## Exercise
Each line of the entries below that includes "filled" belongs in your answer.

____

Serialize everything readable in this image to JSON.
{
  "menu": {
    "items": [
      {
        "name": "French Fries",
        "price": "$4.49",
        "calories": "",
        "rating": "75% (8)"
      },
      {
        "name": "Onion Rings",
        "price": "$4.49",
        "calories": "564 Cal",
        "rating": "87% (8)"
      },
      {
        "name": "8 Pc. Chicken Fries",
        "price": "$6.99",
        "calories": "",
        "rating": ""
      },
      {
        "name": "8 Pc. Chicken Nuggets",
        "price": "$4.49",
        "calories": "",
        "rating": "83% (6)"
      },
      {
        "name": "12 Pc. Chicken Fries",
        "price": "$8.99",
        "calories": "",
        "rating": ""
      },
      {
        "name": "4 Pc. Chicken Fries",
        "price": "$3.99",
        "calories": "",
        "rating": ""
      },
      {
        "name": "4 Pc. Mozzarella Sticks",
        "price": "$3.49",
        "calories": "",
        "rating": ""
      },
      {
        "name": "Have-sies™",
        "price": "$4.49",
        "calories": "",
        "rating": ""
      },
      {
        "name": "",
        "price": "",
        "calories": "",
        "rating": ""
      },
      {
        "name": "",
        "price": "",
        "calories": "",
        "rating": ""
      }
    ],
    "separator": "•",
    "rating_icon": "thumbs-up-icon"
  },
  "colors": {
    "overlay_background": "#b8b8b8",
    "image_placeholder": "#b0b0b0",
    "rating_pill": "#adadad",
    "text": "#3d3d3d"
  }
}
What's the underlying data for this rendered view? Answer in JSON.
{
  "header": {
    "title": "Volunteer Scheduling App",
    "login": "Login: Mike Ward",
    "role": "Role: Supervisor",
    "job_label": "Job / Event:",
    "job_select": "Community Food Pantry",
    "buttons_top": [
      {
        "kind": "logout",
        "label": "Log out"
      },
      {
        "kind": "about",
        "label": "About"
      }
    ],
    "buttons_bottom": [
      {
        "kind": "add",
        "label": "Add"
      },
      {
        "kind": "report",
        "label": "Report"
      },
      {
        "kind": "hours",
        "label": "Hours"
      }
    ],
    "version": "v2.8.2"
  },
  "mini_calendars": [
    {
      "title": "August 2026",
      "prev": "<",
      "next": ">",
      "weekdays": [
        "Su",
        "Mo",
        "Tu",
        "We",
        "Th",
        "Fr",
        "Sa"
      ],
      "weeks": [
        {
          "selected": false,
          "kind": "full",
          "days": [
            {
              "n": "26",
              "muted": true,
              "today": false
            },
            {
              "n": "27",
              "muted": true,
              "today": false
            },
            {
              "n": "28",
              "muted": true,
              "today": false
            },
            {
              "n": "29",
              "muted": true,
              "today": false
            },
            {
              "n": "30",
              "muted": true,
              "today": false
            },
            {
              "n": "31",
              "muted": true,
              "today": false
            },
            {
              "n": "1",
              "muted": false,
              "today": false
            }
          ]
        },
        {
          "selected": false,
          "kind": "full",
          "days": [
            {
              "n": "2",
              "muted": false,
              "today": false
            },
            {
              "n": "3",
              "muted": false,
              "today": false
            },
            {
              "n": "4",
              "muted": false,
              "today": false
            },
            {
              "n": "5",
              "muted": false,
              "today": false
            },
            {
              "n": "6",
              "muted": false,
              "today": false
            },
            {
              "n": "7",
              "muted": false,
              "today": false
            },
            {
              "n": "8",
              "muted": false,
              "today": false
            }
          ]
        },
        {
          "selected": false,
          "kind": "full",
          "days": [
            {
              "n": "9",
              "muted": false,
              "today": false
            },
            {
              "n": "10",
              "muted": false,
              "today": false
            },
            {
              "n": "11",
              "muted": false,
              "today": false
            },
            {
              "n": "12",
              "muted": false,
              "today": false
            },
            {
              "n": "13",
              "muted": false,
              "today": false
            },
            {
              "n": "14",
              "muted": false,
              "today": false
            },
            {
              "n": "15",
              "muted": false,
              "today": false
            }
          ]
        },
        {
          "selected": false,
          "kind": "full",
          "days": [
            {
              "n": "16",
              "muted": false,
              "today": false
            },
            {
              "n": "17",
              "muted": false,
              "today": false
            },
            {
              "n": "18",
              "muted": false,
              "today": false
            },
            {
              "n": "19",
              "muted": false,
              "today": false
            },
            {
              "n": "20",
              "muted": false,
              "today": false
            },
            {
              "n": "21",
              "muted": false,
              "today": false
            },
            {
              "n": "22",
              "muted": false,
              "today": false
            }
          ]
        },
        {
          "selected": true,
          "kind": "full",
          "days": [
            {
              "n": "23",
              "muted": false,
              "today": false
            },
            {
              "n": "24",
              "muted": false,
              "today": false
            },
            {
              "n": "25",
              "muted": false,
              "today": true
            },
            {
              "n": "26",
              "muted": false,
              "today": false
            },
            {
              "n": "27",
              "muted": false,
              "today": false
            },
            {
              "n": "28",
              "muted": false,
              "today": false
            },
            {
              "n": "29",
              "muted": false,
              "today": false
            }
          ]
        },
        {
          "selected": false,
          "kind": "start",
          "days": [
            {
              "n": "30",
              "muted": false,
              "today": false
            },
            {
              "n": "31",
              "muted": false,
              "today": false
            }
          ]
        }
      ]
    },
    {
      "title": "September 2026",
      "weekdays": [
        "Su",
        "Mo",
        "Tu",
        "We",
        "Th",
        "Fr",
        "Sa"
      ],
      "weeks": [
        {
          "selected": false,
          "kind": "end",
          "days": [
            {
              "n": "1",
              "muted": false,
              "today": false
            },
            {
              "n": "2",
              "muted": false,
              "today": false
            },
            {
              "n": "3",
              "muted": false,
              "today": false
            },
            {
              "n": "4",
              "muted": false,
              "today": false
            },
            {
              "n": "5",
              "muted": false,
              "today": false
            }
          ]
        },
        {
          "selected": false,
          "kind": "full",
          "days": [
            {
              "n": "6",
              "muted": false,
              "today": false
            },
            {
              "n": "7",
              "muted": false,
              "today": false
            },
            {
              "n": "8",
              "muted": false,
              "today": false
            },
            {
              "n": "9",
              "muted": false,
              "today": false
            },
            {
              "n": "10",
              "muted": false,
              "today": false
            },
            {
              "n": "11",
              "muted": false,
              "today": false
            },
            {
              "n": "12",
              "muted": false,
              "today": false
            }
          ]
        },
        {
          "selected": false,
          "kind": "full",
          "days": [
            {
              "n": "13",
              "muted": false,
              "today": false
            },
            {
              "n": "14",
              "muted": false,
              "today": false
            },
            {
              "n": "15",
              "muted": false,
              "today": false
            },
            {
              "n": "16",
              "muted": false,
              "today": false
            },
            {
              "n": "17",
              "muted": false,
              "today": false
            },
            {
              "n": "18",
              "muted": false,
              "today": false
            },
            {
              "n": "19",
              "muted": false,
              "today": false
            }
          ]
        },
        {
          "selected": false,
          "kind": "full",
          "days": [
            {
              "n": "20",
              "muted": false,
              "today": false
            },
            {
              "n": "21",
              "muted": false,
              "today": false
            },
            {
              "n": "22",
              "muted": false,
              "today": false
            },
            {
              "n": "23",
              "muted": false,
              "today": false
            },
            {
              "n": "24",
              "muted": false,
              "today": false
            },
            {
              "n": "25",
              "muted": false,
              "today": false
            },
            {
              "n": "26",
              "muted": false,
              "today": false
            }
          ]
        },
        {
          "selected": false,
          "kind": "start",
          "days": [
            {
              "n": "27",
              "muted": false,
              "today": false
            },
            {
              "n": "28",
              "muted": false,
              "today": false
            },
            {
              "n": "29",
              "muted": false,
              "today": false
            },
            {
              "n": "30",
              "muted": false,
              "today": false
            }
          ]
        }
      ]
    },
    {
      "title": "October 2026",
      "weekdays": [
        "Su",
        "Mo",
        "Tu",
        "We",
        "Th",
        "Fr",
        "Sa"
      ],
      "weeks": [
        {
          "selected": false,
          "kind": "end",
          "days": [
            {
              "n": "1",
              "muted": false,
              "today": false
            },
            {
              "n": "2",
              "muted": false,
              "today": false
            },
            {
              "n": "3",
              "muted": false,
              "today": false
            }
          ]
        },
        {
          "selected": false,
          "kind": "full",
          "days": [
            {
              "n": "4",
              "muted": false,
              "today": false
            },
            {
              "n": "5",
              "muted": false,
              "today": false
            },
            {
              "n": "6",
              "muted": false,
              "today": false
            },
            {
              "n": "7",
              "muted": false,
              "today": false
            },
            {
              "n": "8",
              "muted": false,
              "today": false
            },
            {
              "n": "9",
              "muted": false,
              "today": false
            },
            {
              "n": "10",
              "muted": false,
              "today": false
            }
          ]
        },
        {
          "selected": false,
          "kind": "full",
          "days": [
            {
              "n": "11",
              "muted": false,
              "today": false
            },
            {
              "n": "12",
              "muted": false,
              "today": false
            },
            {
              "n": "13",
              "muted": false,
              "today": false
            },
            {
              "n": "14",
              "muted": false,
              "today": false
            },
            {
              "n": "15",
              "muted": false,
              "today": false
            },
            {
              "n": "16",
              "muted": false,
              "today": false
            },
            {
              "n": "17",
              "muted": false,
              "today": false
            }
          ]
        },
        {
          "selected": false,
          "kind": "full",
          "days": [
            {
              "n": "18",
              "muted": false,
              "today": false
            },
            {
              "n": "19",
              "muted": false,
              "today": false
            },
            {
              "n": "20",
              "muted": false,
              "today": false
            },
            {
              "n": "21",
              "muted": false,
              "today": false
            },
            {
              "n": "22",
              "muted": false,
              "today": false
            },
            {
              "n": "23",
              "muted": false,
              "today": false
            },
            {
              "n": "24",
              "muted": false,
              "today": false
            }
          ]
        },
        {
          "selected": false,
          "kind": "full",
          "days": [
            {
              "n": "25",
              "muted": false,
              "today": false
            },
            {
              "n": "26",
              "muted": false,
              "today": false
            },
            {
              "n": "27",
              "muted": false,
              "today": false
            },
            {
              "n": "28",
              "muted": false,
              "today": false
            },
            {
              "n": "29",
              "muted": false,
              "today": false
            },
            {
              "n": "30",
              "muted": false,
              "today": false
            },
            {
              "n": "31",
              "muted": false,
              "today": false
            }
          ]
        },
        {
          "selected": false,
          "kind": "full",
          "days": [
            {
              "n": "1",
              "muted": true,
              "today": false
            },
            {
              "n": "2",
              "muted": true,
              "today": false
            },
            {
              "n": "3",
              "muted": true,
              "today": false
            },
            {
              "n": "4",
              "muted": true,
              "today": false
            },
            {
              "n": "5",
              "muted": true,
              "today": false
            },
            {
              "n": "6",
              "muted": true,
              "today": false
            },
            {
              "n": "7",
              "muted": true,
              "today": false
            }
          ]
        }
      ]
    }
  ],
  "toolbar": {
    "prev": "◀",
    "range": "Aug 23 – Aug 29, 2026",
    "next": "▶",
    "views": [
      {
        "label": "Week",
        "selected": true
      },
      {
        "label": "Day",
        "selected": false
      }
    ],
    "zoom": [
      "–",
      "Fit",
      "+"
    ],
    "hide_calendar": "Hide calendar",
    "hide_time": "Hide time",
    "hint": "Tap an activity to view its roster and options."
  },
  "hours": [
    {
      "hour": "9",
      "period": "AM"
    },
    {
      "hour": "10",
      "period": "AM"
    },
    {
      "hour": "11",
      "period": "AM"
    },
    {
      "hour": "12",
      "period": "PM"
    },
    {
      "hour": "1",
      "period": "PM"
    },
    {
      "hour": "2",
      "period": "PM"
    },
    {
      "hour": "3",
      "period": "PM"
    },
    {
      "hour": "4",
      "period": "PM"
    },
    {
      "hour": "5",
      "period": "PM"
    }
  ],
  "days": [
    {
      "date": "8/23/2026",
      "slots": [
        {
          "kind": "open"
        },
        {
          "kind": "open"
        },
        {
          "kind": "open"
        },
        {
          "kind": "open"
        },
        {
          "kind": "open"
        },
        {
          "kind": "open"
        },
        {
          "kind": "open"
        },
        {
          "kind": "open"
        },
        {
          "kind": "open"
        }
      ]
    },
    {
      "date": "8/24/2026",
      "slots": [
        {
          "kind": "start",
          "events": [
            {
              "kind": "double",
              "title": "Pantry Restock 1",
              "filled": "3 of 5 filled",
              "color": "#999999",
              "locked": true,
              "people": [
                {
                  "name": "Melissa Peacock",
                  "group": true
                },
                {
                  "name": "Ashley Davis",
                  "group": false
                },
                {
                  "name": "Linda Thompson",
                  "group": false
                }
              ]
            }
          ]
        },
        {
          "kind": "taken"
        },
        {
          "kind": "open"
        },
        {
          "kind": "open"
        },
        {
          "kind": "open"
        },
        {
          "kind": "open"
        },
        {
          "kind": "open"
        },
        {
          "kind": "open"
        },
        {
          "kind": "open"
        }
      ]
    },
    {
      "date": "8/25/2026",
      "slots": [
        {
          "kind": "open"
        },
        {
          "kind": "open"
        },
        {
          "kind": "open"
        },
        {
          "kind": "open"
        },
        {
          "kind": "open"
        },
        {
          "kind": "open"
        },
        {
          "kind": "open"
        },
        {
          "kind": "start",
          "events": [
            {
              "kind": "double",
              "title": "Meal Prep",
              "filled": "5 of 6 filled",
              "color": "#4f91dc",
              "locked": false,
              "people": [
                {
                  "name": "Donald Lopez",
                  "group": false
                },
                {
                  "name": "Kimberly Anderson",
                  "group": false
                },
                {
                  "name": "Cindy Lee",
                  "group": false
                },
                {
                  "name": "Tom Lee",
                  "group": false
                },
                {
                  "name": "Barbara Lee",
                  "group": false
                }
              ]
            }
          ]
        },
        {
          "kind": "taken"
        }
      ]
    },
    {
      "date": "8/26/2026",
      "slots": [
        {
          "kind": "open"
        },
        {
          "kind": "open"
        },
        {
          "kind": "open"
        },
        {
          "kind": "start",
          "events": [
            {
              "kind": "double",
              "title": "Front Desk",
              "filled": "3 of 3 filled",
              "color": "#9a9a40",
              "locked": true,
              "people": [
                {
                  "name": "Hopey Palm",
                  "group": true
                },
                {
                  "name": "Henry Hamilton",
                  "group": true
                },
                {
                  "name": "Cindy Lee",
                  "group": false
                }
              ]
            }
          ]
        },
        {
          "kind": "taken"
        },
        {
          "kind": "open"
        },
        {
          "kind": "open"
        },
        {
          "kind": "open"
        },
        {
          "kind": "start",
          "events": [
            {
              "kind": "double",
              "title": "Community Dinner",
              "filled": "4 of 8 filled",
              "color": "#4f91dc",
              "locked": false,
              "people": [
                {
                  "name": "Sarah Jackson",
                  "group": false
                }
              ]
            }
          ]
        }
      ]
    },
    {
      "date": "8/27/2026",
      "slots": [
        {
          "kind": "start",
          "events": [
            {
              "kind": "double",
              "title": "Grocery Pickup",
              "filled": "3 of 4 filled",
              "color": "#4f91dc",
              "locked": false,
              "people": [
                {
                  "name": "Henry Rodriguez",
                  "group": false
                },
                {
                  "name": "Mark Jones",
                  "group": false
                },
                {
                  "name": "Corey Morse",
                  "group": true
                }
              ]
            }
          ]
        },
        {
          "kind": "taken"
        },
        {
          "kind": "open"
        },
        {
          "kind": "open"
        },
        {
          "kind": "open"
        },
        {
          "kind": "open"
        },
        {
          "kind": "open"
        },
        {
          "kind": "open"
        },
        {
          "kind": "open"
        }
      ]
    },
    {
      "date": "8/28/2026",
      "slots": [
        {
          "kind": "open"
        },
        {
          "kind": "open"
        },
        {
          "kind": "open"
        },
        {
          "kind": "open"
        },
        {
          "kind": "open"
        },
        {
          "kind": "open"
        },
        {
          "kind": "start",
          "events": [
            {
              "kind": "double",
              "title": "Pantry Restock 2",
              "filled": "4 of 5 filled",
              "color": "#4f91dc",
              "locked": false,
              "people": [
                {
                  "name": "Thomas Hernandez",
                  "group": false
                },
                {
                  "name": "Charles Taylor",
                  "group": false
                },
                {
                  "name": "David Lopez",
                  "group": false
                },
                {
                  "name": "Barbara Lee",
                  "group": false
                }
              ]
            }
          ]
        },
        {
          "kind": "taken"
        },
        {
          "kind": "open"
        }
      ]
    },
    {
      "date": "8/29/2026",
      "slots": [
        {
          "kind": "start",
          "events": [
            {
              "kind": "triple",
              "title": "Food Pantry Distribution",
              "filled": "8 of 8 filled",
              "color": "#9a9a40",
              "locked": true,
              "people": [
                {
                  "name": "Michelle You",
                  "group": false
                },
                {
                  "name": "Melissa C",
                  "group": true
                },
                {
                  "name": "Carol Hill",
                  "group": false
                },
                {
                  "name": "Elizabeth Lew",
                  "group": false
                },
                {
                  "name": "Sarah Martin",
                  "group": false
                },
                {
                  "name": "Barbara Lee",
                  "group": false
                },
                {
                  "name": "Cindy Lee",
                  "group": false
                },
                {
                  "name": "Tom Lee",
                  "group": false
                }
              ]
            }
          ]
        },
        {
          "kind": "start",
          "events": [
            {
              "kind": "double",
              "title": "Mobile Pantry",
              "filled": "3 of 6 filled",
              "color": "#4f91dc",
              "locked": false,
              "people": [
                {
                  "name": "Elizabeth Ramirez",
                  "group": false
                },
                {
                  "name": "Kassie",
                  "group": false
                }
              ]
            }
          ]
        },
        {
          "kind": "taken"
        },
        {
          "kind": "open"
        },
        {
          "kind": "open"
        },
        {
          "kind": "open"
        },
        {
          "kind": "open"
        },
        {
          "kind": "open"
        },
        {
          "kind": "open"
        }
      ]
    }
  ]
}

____

## Solution to this exercise
              "filled": "3 of 5 filled",
              "filled": "5 of 6 filled",
              "filled": "3 of 3 filled",
              "filled": "4 of 8 filled",
              "filled": "3 of 4 filled",
              "filled": "4 of 5 filled",
              "filled": "8 of 8 filled",
              "filled": "3 of 6 filled",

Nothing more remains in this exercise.